The absence of Real Madrid from La Liga or Bayern Munich from the Bundesliga would have an impact on the commercial clout of those leagues. Some people might argue that removing La Liga’s two leading clubs would be the league’s death knell. While supporters of the clubs that chase after Real, Barca and Bayern probably despise the predictability of it all, they would not vote for a move that would take these clubs out of the equation. They would much rather some form of directive that prevents inflated investment, thereby encouraging a more democratic system.
If supporters are fed-up with PSG winning everything in France over the past few years, at first glance, the stats don’t support that argument.
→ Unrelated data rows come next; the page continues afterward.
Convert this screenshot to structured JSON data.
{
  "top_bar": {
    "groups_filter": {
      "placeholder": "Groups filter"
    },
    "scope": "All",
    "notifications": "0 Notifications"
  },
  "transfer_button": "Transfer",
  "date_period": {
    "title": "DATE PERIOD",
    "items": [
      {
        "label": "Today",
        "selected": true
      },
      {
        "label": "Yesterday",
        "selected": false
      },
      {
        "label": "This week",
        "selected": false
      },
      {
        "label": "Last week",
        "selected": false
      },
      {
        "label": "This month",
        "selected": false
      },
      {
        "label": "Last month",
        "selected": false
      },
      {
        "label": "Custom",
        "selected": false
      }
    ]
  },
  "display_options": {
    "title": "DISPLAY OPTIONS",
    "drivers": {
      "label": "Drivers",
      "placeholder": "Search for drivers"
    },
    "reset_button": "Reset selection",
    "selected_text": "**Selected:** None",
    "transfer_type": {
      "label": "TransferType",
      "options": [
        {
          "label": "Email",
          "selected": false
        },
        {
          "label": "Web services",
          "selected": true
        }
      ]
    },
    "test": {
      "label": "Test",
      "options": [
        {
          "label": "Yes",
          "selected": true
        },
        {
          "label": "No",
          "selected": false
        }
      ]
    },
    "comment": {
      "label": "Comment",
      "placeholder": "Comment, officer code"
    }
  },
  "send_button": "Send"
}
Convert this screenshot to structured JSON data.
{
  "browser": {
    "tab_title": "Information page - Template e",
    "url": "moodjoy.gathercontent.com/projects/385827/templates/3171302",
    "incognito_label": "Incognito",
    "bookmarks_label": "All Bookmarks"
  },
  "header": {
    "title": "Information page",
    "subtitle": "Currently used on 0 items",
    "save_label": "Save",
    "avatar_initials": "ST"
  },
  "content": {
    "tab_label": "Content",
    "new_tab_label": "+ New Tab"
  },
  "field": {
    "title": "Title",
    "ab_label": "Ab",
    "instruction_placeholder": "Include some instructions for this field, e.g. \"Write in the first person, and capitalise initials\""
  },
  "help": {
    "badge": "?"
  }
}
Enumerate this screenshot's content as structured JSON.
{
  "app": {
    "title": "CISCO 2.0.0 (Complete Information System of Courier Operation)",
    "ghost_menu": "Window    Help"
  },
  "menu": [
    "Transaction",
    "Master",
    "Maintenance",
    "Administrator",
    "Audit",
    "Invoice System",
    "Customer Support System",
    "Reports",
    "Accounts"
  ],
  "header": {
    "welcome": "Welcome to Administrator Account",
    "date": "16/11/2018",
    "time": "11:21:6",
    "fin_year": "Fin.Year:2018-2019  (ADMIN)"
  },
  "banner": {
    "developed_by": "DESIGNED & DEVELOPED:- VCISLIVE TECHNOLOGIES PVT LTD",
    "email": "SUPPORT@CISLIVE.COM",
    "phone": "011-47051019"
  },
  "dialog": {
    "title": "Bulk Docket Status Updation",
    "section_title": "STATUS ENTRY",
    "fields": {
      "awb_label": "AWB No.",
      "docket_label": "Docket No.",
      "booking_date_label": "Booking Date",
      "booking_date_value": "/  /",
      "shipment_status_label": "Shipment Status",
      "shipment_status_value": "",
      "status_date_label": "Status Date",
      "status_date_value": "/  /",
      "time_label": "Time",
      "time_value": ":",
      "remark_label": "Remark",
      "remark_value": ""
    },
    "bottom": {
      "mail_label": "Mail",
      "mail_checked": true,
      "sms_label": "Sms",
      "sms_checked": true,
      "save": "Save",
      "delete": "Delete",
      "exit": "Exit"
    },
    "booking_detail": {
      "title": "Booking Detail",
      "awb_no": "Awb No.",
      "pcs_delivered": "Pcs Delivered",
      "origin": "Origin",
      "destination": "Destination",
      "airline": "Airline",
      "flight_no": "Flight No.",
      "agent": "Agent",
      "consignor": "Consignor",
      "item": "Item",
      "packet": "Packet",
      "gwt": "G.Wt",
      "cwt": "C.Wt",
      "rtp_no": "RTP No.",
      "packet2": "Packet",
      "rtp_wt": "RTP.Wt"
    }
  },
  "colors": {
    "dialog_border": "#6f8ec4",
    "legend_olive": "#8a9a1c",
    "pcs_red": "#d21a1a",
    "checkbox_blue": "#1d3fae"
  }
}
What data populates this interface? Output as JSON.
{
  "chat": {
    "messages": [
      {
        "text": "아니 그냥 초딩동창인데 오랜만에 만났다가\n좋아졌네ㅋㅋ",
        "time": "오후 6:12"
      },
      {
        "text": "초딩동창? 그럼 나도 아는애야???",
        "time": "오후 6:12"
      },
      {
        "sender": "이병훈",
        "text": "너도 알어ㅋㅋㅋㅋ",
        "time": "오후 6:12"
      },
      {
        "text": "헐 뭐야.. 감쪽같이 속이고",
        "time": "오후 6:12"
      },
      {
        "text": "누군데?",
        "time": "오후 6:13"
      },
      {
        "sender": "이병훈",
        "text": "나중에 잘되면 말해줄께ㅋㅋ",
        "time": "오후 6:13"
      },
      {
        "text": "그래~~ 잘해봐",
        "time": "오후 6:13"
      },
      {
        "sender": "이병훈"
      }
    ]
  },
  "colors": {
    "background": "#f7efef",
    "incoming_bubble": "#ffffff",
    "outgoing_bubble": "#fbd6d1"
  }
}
Ten years ago, the average gate in Ligue 1 was 21,552. In 2014-15, it was 22,250. But look closely and you can see that this is slightly misleading as 11 of the 20 clubs showed a decline on the previous season. And in Ligue 2, attendances were down 22% overall. PSG’s success is not being enjoyed by everyone in France.
We looked at 16 different European leagues and seven showed a decline in attendances over a 10-year period. In some countries, the state of play is worrying. Some of the central and eastern European leagues have suffered a lot from the rise of bigger, more commercially-oriented counterparts. In countries like Hungary, a football-mad nation, there is huge support for the Bundesliga and Premier. But their own football, at the top level, is played in front of an average of 2,500 people.
Who watches MTK when Barca are on the box?
The blame cannot be left entirely at the door of the Champions League or the big five leagues, but European football in its current format is sending lesser leagues into oblivion. The heavy concentration of TV coverage around the big clubs and the wall-to-wall football, while manna from heaven for the fanatic, also enables local neutral and occasional supporters to opt for high quality on TV rather than watch MTK Budapest play Debrecen. Everyone gravitates to the elite – how often do you watch Getafe v Villareal when Real Madrid or Barcelona are on the other channel?
The concept of a European Super League is what the Champions League has been trying to achieve, but knowing its formation would require drastic surgery and emotional and pragmatic opposition, UEFA have settled on a format that works within the midweek programme. But in doing so, they’ve also swept up every half-decent side across the continent. That has not only made UEFA’s other competition, Europa League, the ugly half brother of the UCL, but also made non-qualifiers feel like they don’t matter anymore.
Which really provides ammunition for the “shrink the UCL” brigade, and maybe a return to the days when champions, and only champions, entered the competition. UEFA should take note that its blue riband offering really only gets interesting when it dispenses with the groups and starts to become [almost] sudden death. TV executives will not agree.
Without the Champions League dominating all, the rest of Europe may get a chance to breath a little better and maybe, just maybe, Ferencvaros or Ujpest will get a better look-in back in old Budapest. The UCL is a pan-European affair, it is time for UEFA to come to the rescue of its heartland. Surely it is in everyone’s interest that European football is healthy – everywhere?